*TASK ITEM*.
Would you write out the entries below, every one of them, exactly?

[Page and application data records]
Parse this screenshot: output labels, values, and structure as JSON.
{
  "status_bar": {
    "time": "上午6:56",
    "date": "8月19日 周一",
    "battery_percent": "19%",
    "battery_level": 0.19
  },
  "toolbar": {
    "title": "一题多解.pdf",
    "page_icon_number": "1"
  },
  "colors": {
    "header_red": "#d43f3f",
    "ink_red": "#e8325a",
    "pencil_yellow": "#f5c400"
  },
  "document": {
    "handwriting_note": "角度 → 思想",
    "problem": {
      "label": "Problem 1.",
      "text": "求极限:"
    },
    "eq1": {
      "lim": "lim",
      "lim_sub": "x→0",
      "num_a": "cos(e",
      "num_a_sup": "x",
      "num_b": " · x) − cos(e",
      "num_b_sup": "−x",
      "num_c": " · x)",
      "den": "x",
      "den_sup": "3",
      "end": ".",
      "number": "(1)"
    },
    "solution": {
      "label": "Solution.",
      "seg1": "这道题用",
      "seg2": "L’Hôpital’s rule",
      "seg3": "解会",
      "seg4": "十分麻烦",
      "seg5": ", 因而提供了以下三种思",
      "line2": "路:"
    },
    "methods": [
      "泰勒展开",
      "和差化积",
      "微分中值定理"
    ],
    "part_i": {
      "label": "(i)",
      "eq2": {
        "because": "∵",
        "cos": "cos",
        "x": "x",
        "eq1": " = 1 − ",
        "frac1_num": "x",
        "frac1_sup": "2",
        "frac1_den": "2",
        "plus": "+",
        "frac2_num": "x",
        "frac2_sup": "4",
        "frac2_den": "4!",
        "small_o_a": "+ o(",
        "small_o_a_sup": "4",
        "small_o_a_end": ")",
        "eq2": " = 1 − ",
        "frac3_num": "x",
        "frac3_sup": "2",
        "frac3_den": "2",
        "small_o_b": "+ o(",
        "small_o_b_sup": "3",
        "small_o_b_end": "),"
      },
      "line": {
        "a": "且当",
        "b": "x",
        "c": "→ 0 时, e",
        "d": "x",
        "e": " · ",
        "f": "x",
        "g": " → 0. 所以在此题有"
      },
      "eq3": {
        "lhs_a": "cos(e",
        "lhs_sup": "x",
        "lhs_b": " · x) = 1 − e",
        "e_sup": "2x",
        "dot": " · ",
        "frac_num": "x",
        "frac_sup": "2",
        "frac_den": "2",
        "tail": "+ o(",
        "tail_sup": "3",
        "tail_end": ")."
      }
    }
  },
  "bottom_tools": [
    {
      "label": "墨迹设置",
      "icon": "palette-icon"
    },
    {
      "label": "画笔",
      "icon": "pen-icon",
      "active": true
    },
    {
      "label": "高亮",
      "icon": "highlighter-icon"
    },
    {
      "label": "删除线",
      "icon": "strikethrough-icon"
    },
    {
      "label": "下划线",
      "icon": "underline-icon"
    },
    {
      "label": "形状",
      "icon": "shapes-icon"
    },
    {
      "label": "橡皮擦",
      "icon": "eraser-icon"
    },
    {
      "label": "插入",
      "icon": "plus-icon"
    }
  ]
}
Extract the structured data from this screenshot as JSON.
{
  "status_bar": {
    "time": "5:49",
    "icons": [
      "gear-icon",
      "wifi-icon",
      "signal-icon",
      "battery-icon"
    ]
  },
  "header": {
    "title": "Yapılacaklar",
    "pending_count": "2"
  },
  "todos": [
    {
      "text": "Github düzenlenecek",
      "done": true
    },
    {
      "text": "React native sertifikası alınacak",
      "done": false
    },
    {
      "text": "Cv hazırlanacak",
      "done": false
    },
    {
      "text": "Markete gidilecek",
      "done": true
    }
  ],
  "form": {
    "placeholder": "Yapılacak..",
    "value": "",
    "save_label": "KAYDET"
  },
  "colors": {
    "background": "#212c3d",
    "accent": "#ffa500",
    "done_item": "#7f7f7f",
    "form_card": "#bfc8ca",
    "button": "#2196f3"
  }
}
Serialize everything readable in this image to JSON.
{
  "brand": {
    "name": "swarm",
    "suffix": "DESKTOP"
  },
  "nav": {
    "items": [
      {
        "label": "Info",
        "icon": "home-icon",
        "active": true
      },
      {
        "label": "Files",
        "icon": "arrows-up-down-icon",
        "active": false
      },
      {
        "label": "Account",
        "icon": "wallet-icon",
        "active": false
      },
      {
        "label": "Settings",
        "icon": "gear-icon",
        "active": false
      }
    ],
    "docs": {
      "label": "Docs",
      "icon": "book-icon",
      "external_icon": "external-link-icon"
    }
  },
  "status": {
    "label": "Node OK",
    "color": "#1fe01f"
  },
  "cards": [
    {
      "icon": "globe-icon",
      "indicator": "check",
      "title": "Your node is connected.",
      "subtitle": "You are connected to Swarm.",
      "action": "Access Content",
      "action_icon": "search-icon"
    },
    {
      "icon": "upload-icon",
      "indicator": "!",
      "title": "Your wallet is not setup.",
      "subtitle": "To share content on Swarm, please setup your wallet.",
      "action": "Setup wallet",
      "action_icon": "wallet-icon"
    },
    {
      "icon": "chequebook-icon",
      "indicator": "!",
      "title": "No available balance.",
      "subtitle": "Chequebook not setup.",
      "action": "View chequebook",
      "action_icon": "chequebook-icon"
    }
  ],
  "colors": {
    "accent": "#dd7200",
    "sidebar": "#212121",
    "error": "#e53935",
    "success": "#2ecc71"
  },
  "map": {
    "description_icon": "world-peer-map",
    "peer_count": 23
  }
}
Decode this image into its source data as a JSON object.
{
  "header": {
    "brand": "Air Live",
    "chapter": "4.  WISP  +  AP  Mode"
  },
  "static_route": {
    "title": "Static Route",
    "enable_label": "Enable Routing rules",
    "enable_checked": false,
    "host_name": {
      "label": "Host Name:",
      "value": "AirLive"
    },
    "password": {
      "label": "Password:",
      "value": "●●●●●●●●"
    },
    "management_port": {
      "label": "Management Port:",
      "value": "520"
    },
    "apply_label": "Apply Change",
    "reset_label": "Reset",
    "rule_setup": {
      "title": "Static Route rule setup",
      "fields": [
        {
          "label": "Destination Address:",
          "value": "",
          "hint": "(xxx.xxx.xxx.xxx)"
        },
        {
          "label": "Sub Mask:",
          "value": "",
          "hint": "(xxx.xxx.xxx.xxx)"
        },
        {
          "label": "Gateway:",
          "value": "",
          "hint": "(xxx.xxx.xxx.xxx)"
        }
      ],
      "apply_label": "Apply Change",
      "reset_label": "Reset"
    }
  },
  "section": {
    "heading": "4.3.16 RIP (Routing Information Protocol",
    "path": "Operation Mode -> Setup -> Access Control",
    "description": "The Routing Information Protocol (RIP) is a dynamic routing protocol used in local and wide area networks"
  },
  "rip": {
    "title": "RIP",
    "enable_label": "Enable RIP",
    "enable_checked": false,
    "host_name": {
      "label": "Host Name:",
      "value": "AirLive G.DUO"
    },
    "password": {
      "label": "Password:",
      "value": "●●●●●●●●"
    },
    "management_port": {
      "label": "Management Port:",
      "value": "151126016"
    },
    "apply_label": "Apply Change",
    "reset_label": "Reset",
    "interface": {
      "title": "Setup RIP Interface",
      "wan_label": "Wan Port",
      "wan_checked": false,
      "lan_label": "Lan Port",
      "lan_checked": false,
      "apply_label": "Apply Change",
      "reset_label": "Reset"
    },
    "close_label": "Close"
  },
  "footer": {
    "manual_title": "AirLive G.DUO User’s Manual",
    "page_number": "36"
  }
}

*WRITTEN RESPONSE*.
Parse this screenshot: output labels, values, and structure as JSON.
{
  "status_bar": {
    "time": "上午6:56",
    "date": "8月19日 周一",
    "battery_percent": "19%",
    "battery_level": 0.19
  },
  "toolbar": {
    "title": "一题多解.pdf",
    "page_icon_number": "1"
  },
  "colors": {
    "header_red": "#d43f3f",
    "ink_red": "#e8325a",
    "pencil_yellow": "#f5c400"
  },
  "document": {
    "handwriting_note": "角度 → 思想",
    "problem": {
      "label": "Problem 1.",
      "text": "求极限:"
    },
    "eq1": {
      "lim": "lim",
      "lim_sub": "x→0",
      "num_a": "cos(e",
      "num_a_sup": "x",
      "num_b": " · x) − cos(e",
      "num_b_sup": "−x",
      "num_c": " · x)",
      "den": "x",
      "den_sup": "3",
      "end": ".",
      "number": "(1)"
    },
    "solution": {
      "label": "Solution.",
      "seg1": "这道题用",
      "seg2": "L’Hôpital’s rule",
      "seg3": "解会",
      "seg4": "十分麻烦",
      "seg5": ", 因而提供了以下三种思",
      "line2": "路:"
    },
    "methods": [
      "泰勒展开",
      "和差化积",
      "微分中值定理"
    ],
    "part_i": {
      "label": "(i)",
      "eq2": {
        "because": "∵",
        "cos": "cos",
        "x": "x",
        "eq1": " = 1 − ",
        "frac1_num": "x",
        "frac1_sup": "2",
        "frac1_den": "2",
        "plus": "+",
        "frac2_num": "x",
        "frac2_sup": "4",
        "frac2_den": "4!",
        "small_o_a": "+ o(",
        "small_o_a_sup": "4",
        "small_o_a_end": ")",
        "eq2": " = 1 − ",
        "frac3_num": "x",
        "frac3_sup": "2",
        "frac3_den": "2",
        "small_o_b": "+ o(",
        "small_o_b_sup": "3",
        "small_o_b_end": "),"
      },
      "line": {
        "a": "且当",
        "b": "x",
        "c": "→ 0 时, e",
        "d": "x",
        "e": " · ",
        "f": "x",
        "g": " → 0. 所以在此题有"
      },
      "eq3": {
        "lhs_a": "cos(e",
        "lhs_sup": "x",
        "lhs_b": " · x) = 1 − e",
        "e_sup": "2x",
        "dot": " · ",
        "frac_num": "x",
        "frac_sup": "2",
        "frac_den": "2",
        "tail": "+ o(",
        "tail_sup": "3",
        "tail_end": ")."
      }
    }
  },
  "bottom_tools": [
    {
      "label": "墨迹设置",
      "icon": "palette-icon"
    },
    {
      "label": "画笔",
      "icon": "pen-icon",
      "active": true
    },
    {
      "label": "高亮",
      "icon": "highlighter-icon"
    },
    {
      "label": "删除线",
      "icon": "strikethrough-icon"
    },
    {
      "label": "下划线",
      "icon": "underline-icon"
    },
    {
      "label": "形状",
      "icon": "shapes-icon"
    },
    {
      "label": "橡皮擦",
      "icon": "eraser-icon"
    },
    {
      "label": "插入",
      "icon": "plus-icon"
    }
  ]
}
Extract the structured data from this screenshot as JSON.
{
  "status_bar": {
    "time": "5:49",
    "icons": [
      "gear-icon",
      "wifi-icon",
      "signal-icon",
      "battery-icon"
    ]
  },
  "header": {
    "title": "Yapılacaklar",
    "pending_count": "2"
  },
  "todos": [
    {
      "text": "Github düzenlenecek",
      "done": true
    },
    {
      "text": "React native sertifikası alınacak",
      "done": false
    },
    {
      "text": "Cv hazırlanacak",
      "done": false
    },
    {
      "text": "Markete gidilecek",
      "done": true
    }
  ],
  "form": {
    "placeholder": "Yapılacak..",
    "value": "",
    "save_label": "KAYDET"
  },
  "colors": {
    "background": "#212c3d",
    "accent": "#ffa500",
    "done_item": "#7f7f7f",
    "form_card": "#bfc8ca",
    "button": "#2196f3"
  }
}
Serialize everything readable in this image to JSON.
{
  "brand": {
    "name": "swarm",
    "suffix": "DESKTOP"
  },
  "nav": {
    "items": [
      {
        "label": "Info",
        "icon": "home-icon",
        "active": true
      },
      {
        "label": "Files",
        "icon": "arrows-up-down-icon",
        "active": false
      },
      {
        "label": "Account",
        "icon": "wallet-icon",
        "active": false
      },
      {
        "label": "Settings",
        "icon": "gear-icon",
        "active": false
      }
    ],
    "docs": {
      "label": "Docs",
      "icon": "book-icon",
      "external_icon": "external-link-icon"
    }
  },
  "status": {
    "label": "Node OK",
    "color": "#1fe01f"
  },
  "cards": [
    {
      "icon": "globe-icon",
      "indicator": "check",
      "title": "Your node is connected.",
      "subtitle": "You are connected to Swarm.",
      "action": "Access Content",
      "action_icon": "search-icon"
    },
    {
      "icon": "upload-icon",
      "indicator": "!",
      "title": "Your wallet is not setup.",
      "subtitle": "To share content on Swarm, please setup your wallet.",
      "action": "Setup wallet",
      "action_icon": "wallet-icon"
    },
    {
      "icon": "chequebook-icon",
      "indicator": "!",
      "title": "No available balance.",
      "subtitle": "Chequebook not setup.",
      "action": "View chequebook",
      "action_icon": "chequebook-icon"
    }
  ],
  "colors": {
    "accent": "#dd7200",
    "sidebar": "#212121",
    "error": "#e53935",
    "success": "#2ecc71"
  },
  "map": {
    "description_icon": "world-peer-map",
    "peer_count": 23
  }
}
Decode this image into its source data as a JSON object.
{
  "header": {
    "brand": "Air Live",
    "chapter": "4.  WISP  +  AP  Mode"
  },
  "static_route": {
    "title": "Static Route",
    "enable_label": "Enable Routing rules",
    "enable_checked": false,
    "host_name": {
      "label": "Host Name:",
      "value": "AirLive"
    },
    "password": {
      "label": "Password:",
      "value": "●●●●●●●●"
    },
    "management_port": {
      "label": "Management Port:",
      "value": "520"
    },
    "apply_label": "Apply Change",
    "reset_label": "Reset",
    "rule_setup": {
      "title": "Static Route rule setup",
      "fields": [
        {
          "label": "Destination Address:",
          "value": "",
          "hint": "(xxx.xxx.xxx.xxx)"
        },
        {
          "label": "Sub Mask:",
          "value": "",
          "hint": "(xxx.xxx.xxx.xxx)"
        },
        {
          "label": "Gateway:",
          "value": "",
          "hint": "(xxx.xxx.xxx.xxx)"
        }
      ],
      "apply_label": "Apply Change",
      "reset_label": "Reset"
    }
  },
  "section": {
    "heading": "4.3.16 RIP (Routing Information Protocol",
    "path": "Operation Mode -> Setup -> Access Control",
    "description": "The Routing Information Protocol (RIP) is a dynamic routing protocol used in local and wide area networks"
  },
  "rip": {
    "title": "RIP",
    "enable_label": "Enable RIP",
    "enable_checked": false,
    "host_name": {
      "label": "Host Name:",
      "value": "AirLive G.DUO"
    },
    "password": {
      "label": "Password:",
      "value": "●●●●●●●●"
    },
    "management_port": {
      "label": "Management Port:",
      "value": "151126016"
    },
    "apply_label": "Apply Change",
    "reset_label": "Reset",
    "interface": {
      "title": "Setup RIP Interface",
      "wan_label": "Wan Port",
      "wan_checked": false,
      "lan_label": "Lan Port",
      "lan_checked": false,
      "apply_label": "Apply Change",
      "reset_label": "Reset"
    },
    "close_label": "Close"
  },
  "footer": {
    "manual_title": "AirLive G.DUO User’s Manual",
    "page_number": "36"
  }
}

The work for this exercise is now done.